*DATA:*
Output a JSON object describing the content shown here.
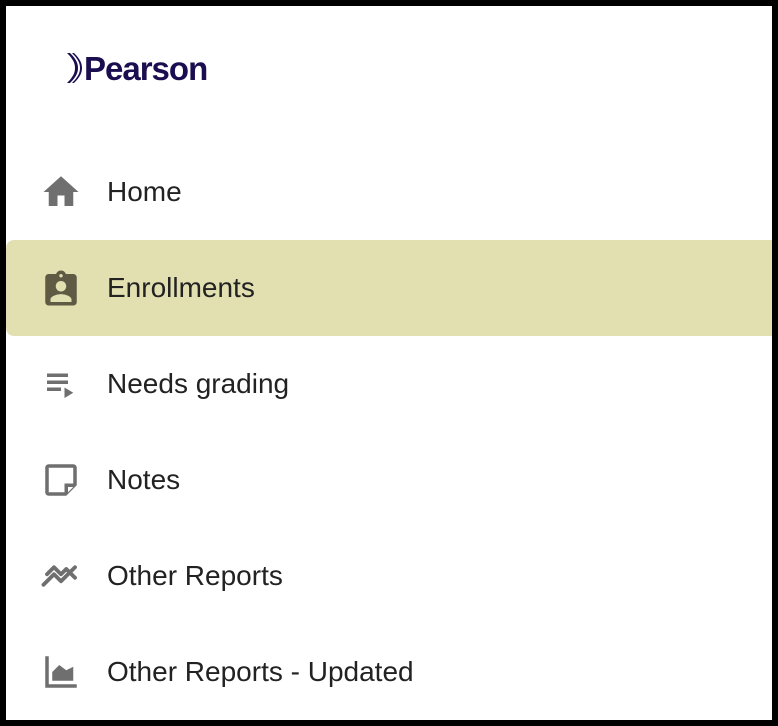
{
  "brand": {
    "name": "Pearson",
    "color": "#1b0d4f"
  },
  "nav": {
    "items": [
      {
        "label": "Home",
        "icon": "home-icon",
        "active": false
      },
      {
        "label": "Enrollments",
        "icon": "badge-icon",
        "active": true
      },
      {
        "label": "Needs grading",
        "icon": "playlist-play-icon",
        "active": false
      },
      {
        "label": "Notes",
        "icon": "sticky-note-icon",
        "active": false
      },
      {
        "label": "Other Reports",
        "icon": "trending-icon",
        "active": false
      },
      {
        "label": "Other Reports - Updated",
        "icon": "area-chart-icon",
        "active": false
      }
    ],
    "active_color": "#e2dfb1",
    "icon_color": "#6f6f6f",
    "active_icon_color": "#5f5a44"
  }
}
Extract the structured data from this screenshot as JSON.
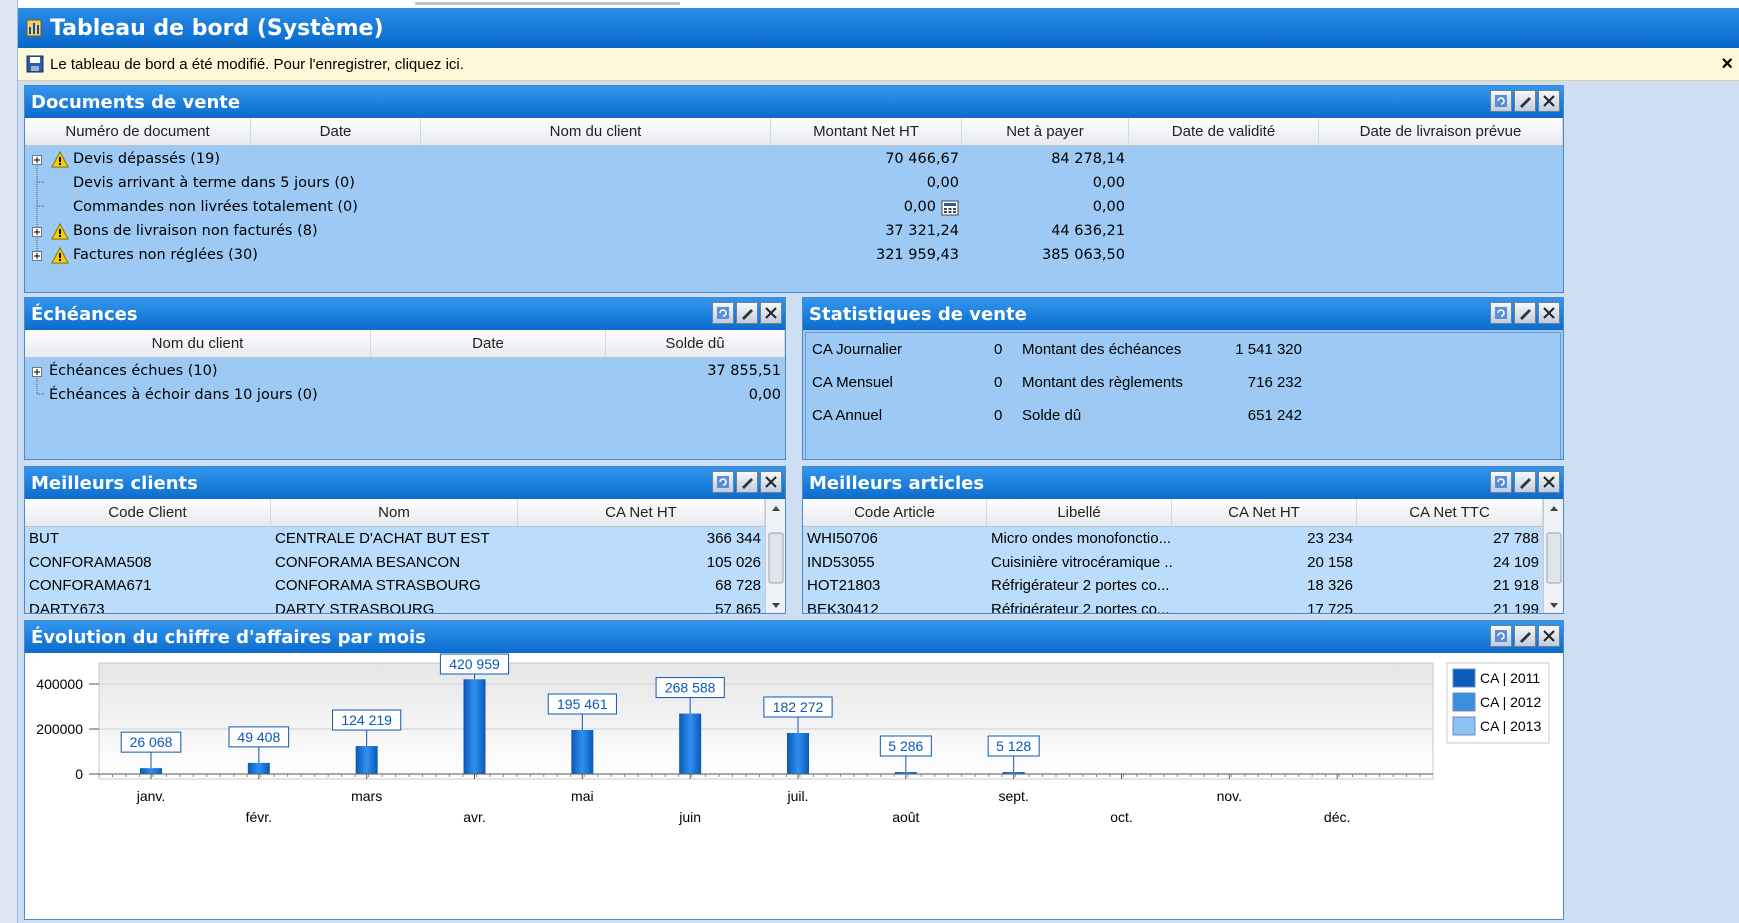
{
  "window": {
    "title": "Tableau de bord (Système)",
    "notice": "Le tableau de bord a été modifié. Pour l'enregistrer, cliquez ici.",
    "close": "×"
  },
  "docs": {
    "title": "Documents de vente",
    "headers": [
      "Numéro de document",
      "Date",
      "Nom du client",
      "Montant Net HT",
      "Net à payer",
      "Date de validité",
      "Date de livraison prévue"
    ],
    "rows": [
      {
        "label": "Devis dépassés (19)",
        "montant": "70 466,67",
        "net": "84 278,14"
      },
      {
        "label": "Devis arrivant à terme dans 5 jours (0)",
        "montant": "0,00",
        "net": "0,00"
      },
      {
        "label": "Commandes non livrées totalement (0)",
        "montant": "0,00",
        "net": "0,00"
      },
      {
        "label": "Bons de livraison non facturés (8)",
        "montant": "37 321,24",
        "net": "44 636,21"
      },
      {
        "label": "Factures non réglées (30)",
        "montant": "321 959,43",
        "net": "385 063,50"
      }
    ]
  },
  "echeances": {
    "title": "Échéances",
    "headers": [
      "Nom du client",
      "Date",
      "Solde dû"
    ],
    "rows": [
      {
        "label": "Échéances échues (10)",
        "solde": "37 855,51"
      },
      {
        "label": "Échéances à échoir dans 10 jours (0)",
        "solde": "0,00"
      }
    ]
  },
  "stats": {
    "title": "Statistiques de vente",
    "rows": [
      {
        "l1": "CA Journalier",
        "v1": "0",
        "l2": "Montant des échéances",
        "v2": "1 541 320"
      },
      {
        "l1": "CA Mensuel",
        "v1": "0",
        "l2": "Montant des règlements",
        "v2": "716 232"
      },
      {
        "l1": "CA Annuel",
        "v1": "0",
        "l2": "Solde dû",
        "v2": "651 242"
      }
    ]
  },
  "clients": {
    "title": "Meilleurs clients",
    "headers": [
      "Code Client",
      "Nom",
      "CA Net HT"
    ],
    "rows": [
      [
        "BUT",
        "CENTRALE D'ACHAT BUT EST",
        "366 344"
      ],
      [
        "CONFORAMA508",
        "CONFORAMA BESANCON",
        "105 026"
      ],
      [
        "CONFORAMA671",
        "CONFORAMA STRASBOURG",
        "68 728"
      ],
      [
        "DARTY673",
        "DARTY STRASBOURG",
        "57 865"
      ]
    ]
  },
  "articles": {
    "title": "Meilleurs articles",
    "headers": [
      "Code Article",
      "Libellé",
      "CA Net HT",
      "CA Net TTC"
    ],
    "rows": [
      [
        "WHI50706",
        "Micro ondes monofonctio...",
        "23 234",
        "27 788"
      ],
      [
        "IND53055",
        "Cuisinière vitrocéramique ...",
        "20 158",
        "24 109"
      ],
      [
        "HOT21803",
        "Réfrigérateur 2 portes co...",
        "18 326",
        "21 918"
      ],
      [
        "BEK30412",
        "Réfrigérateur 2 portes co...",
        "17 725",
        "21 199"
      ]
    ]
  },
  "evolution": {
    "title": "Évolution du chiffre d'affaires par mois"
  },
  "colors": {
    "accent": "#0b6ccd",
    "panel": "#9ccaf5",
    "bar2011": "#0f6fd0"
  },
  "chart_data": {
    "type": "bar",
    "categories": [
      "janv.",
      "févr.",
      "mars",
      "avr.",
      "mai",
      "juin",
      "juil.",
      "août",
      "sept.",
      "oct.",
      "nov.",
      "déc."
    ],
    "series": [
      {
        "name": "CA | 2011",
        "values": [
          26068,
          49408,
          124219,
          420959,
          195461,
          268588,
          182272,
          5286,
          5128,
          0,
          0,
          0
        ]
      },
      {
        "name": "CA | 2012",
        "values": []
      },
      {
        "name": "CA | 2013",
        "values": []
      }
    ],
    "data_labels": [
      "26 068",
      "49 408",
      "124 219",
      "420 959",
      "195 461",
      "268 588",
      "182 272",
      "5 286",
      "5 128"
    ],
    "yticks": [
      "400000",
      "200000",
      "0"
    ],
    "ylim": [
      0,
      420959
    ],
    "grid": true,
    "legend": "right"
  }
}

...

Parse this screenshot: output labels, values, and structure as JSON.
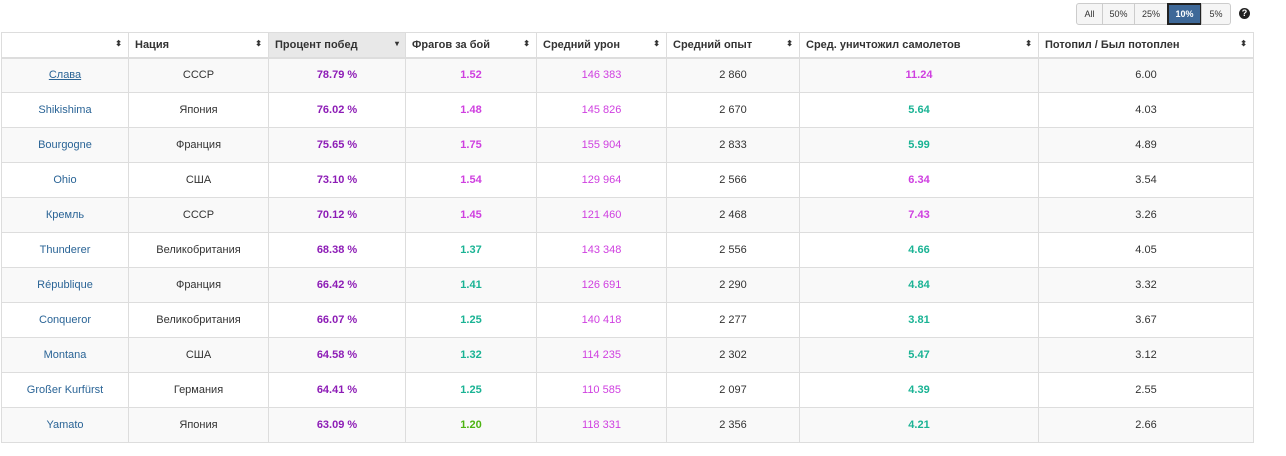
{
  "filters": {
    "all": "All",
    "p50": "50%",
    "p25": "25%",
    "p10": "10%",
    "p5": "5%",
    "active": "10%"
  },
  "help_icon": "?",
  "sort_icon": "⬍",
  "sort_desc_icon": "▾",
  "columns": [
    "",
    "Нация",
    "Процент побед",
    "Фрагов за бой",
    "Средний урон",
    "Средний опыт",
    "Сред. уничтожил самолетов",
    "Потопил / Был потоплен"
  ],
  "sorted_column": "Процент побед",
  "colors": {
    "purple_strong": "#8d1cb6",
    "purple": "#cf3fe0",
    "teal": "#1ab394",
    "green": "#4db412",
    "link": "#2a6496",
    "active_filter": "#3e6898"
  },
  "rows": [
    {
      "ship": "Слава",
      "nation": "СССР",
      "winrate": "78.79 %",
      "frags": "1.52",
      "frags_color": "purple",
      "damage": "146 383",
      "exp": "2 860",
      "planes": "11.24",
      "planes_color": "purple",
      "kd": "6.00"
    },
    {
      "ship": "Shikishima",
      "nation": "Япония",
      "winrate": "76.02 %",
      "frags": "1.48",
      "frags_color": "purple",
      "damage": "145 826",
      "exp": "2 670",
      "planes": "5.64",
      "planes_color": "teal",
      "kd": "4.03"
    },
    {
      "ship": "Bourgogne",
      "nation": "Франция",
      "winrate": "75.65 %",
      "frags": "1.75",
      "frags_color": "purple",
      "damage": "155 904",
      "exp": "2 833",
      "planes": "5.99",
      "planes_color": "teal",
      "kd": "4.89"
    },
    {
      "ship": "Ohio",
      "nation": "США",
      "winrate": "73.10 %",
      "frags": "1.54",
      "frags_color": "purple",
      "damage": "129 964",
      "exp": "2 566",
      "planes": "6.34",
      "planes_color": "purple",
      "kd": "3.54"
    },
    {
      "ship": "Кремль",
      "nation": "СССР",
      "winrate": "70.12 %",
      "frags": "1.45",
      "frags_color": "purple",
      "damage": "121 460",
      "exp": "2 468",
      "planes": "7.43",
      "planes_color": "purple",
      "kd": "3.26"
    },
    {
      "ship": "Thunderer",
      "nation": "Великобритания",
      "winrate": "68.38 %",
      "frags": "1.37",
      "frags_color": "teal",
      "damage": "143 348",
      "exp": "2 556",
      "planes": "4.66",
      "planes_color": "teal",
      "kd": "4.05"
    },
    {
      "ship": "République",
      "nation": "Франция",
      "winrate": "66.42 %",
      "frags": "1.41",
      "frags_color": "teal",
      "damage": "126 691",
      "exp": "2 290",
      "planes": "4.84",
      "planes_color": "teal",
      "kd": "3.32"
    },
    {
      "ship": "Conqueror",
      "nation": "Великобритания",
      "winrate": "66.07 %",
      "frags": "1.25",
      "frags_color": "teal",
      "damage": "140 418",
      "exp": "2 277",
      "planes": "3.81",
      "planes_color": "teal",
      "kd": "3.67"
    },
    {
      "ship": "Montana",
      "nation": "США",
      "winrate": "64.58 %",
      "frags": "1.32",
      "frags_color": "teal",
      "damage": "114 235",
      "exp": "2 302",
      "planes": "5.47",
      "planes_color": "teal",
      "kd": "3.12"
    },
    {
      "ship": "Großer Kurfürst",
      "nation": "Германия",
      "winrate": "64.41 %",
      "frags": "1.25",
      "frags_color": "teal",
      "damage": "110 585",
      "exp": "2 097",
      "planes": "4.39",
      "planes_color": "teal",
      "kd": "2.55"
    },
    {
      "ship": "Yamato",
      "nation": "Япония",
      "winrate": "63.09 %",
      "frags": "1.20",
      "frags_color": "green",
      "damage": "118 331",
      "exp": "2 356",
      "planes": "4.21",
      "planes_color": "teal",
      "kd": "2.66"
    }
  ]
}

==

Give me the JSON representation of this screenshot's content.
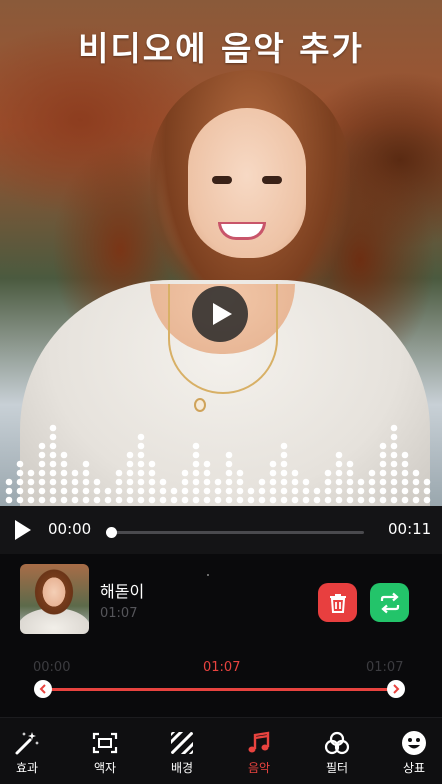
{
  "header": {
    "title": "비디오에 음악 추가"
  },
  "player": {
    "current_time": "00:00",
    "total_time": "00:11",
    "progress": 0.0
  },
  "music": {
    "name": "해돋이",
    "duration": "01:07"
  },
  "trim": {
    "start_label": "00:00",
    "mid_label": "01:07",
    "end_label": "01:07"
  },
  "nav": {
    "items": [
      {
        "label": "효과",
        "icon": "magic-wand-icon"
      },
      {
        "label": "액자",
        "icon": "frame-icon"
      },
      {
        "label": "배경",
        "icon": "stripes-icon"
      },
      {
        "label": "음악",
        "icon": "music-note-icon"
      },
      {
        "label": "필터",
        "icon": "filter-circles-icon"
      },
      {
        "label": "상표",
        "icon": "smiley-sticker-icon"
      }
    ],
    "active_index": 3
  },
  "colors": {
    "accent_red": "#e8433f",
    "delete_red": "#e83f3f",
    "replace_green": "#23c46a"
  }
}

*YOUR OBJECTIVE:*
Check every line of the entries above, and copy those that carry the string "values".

*SOLUTION BELOW:*
        "values": [
        "values": []
        "values": []
Parse this screenshot: output labels, values, and structure as JSON.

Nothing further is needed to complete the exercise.